§ **Task item**
Return each line of the listing in which the word "title" appears.

§ **Input material**

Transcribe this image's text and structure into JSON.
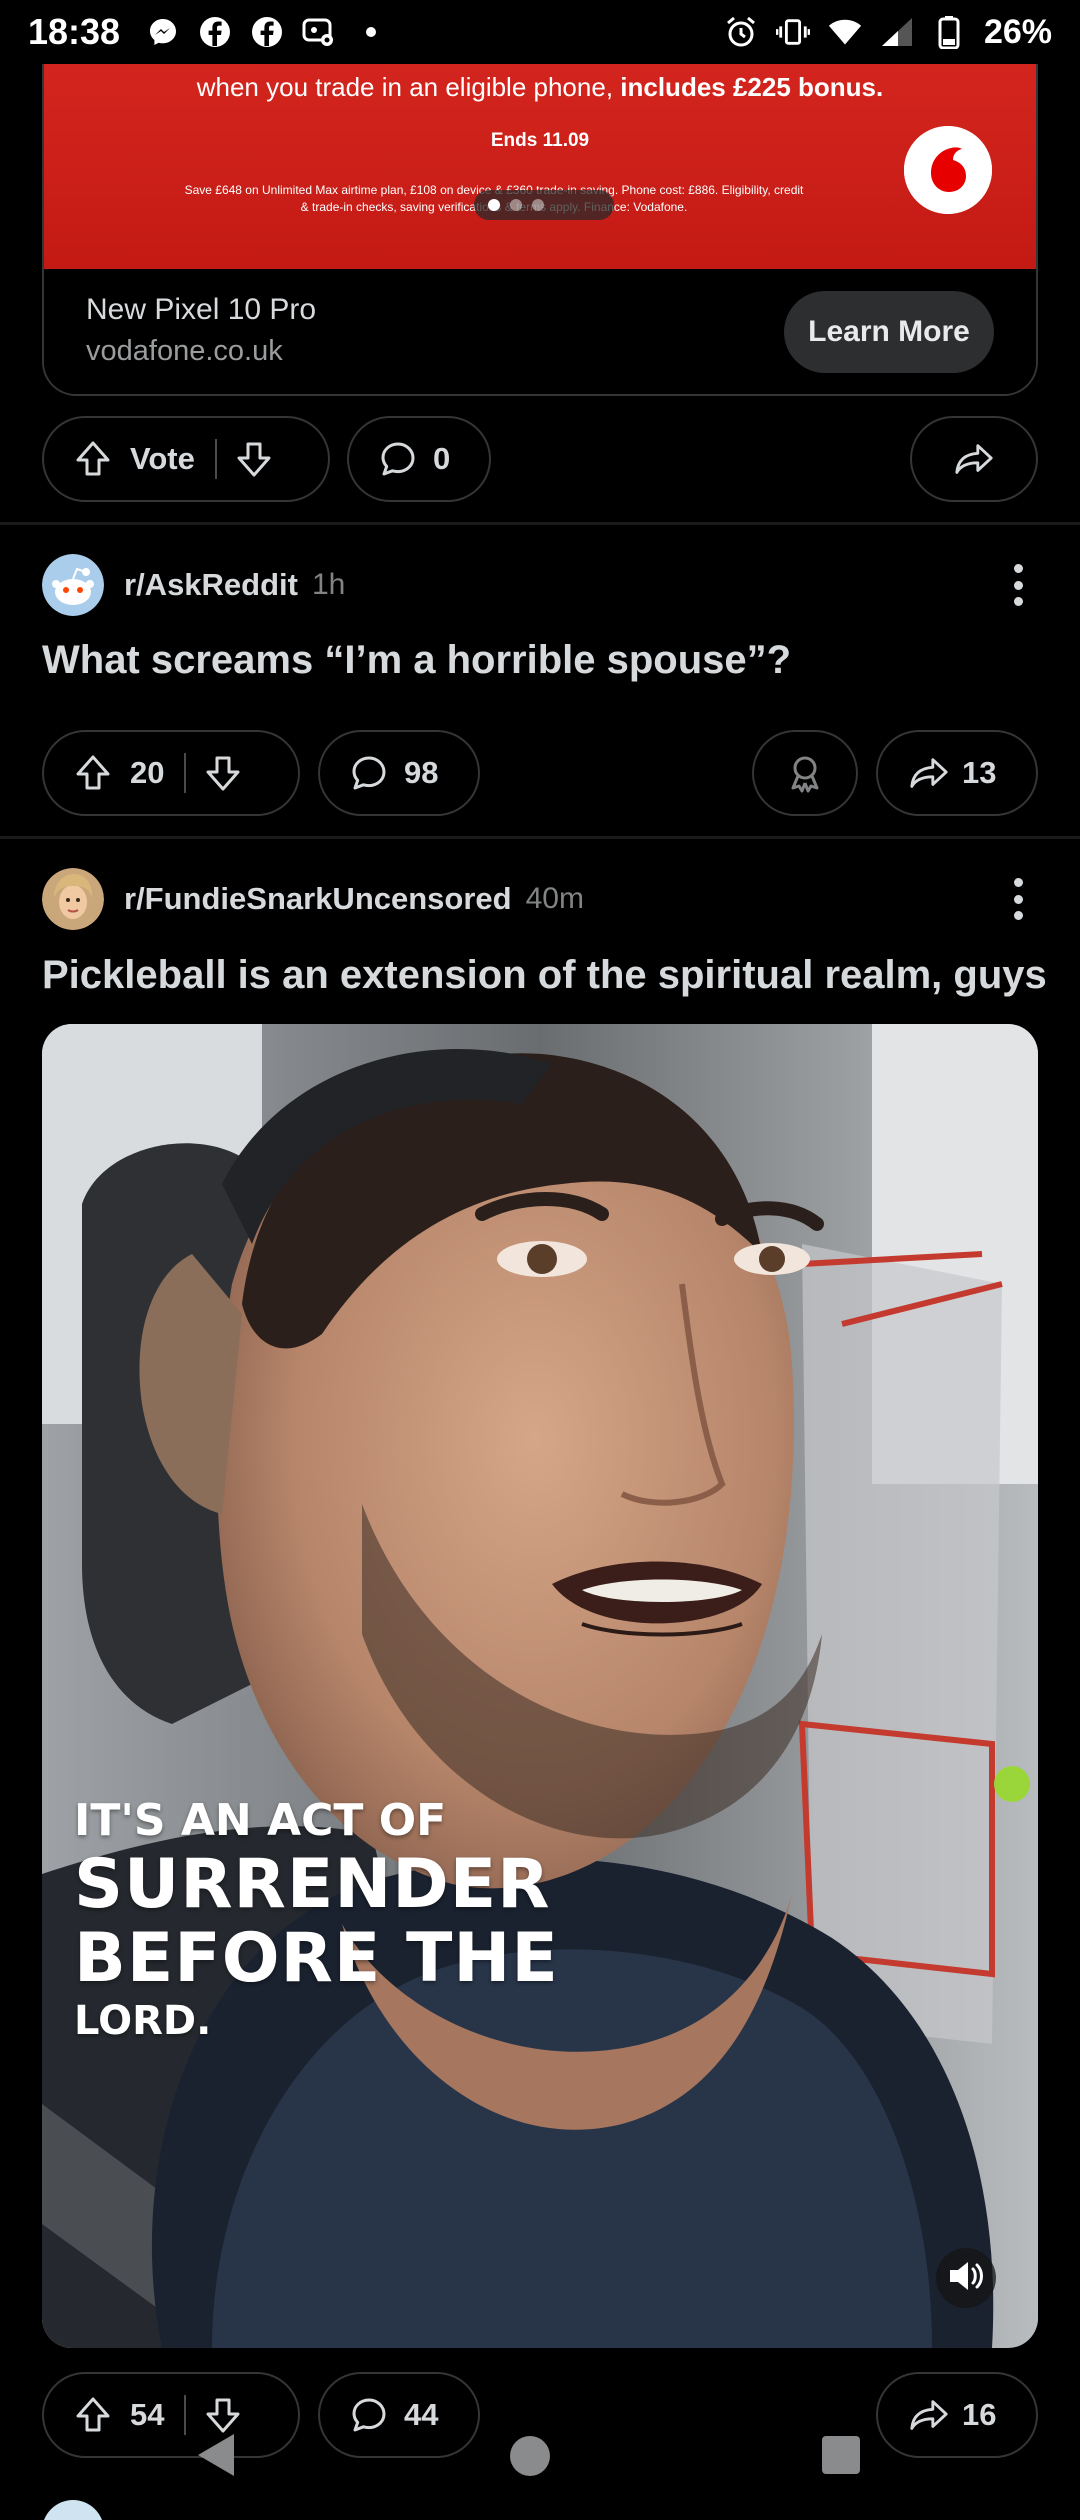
{
  "status_bar": {
    "time": "18:38",
    "battery": "26%",
    "left_icons": [
      "messenger-icon",
      "facebook-icon",
      "facebook-icon",
      "accessibility-icon",
      "dot-icon"
    ],
    "right_icons": [
      "alarm-icon",
      "vibrate-icon",
      "wifi-icon",
      "signal-icon",
      "battery-icon"
    ]
  },
  "ad": {
    "banner_line1_prefix": "when you trade in an eligible phone,",
    "banner_line1_bold": " includes £225 bonus.",
    "ends": "Ends 11.09",
    "fine_print": "Save £648 on Unlimited Max airtime plan, £108 on device & £360 trade-in saving. Phone cost: £886. Eligibility, credit & trade-in checks, saving verifications & terms apply. Finance: Vodafone.",
    "title": "New Pixel 10 Pro",
    "domain": "vodafone.co.uk",
    "cta": "Learn More",
    "brand_color": "#d3251e",
    "actions": {
      "vote_label": "Vote",
      "comments": "0"
    }
  },
  "posts": [
    {
      "subreddit": "r/AskReddit",
      "age": "1h",
      "title": "What screams “I’m a horrible spouse”?",
      "votes": "20",
      "comments": "98",
      "shares": "13"
    },
    {
      "subreddit": "r/FundieSnarkUncensored",
      "age": "40m",
      "title": "Pickleball is an extension of the spiritual realm, guys",
      "video_caption": {
        "line1": "IT'S AN ACT OF",
        "line2": "SURRENDER",
        "line3": "BEFORE THE",
        "line4": "LORD."
      },
      "votes": "54",
      "comments": "44",
      "shares": "16"
    }
  ],
  "colors": {
    "background": "#000000",
    "text": "#d7dadc",
    "muted": "#818384",
    "border": "#343536"
  }
}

§ **Response below**
    "title": "New Pixel 10 Pro",
      "title": "What screams “I’m a horrible spouse”?",
      "title": "Pickleball is an extension of the spiritual realm, guys",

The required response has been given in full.